In your career, or anyone's, there is one transition that stands out as the most crucial--going from individual performer to competent manager.
New managers have to learn how to lead others rather than do the work themselves, to win trust and respect, to motivate, and to strike the right balance between delegation and control. Many fail to make the transition successfully.
In this timeless, essential book, Harvard Business School professor and leadership guru Linda Hill traces the experiences of nineteen new managers over the course of their first year in the role. She reveals the complexity of the transition, highlighting the expectations of the managers, their subordinates, and their superiors. We hear the new managers describe how they reframed their understanding of their roles and responsibilities, how they learned to build effective work relationships, how and when they used individual and organizational resources, and how they learned to cope with the inevitable stresses of leadership.
Hill shows that becoming a manager is a profound psychological adjustment--a true transformation--as well as a process of learning from experience. And she also offers concrete advice on dealing effectively with organizational politics, developing and leading diverse teams, and how managers can prepare themselves to lead over the course of their careers.

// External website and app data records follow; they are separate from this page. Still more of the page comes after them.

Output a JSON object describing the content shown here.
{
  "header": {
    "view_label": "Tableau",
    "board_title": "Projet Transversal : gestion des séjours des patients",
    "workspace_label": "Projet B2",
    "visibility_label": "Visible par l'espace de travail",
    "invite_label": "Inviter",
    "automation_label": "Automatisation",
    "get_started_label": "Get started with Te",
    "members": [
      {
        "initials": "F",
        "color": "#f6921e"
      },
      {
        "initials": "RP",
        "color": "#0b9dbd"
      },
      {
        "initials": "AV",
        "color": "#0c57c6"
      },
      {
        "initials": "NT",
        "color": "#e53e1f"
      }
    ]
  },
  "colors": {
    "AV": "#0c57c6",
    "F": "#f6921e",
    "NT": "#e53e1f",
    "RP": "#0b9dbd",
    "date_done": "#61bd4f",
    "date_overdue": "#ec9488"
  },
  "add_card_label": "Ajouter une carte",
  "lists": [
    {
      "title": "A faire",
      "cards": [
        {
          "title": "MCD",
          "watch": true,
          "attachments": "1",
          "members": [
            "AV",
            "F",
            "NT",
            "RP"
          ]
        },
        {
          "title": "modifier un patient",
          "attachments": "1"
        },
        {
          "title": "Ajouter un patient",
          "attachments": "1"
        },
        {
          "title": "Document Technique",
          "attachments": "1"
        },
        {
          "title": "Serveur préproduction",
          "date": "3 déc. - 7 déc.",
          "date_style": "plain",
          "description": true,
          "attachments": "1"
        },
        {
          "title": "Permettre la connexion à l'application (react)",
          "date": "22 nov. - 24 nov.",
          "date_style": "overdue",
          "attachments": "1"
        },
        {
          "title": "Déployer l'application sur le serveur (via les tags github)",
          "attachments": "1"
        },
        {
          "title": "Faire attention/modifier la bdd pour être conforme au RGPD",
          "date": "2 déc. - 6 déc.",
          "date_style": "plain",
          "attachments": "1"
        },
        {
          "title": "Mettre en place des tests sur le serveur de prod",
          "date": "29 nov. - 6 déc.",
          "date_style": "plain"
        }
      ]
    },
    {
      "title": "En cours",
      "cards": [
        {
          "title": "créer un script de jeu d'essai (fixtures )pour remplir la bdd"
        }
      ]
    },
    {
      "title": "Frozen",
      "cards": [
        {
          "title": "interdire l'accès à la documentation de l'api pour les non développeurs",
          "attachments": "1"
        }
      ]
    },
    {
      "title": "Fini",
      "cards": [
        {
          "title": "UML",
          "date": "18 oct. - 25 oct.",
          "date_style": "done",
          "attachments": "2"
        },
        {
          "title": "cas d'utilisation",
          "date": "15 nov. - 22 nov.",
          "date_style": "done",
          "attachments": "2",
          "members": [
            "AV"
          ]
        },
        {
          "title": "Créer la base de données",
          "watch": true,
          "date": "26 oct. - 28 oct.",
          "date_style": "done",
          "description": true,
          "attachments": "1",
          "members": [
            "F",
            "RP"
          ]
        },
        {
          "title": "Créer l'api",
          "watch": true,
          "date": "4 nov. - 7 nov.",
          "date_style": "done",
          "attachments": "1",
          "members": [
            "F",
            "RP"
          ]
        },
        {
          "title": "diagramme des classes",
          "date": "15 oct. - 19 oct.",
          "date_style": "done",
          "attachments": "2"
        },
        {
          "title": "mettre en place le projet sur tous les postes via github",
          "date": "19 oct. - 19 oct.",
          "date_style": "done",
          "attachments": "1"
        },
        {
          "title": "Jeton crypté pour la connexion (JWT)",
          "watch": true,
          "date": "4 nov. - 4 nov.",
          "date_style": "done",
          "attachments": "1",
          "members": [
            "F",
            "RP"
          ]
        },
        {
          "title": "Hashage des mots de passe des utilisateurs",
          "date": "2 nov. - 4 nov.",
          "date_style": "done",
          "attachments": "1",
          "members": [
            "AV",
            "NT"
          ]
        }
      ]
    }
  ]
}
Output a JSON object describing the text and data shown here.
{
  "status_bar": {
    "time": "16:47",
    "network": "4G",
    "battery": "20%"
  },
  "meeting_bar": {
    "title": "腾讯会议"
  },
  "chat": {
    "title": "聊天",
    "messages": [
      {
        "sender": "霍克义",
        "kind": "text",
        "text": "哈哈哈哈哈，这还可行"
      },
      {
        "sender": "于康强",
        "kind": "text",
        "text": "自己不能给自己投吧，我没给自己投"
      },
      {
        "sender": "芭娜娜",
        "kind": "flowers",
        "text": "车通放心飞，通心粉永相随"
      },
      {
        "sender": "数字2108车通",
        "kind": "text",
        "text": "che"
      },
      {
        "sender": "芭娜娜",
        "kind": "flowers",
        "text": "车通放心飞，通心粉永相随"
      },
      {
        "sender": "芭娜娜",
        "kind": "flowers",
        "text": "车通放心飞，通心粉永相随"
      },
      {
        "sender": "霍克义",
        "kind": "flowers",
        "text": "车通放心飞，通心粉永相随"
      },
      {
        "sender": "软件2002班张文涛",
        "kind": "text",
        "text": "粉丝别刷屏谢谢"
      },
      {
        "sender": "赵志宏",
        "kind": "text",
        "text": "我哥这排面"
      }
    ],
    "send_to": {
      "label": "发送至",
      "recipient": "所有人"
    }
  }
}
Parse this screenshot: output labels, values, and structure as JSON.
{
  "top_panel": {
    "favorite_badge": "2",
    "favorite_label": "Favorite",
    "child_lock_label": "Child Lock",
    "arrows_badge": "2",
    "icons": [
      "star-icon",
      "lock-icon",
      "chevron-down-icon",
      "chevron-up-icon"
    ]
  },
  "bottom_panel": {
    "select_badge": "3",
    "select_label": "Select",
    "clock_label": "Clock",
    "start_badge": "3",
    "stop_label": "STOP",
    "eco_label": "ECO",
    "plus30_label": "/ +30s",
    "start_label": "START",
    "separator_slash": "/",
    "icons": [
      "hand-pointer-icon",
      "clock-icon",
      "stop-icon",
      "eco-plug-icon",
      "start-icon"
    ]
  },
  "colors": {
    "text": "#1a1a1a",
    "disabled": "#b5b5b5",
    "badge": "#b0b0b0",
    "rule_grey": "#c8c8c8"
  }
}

No book has captured what it takes to make the crucial transition to leadership at work better than Becoming a Manager.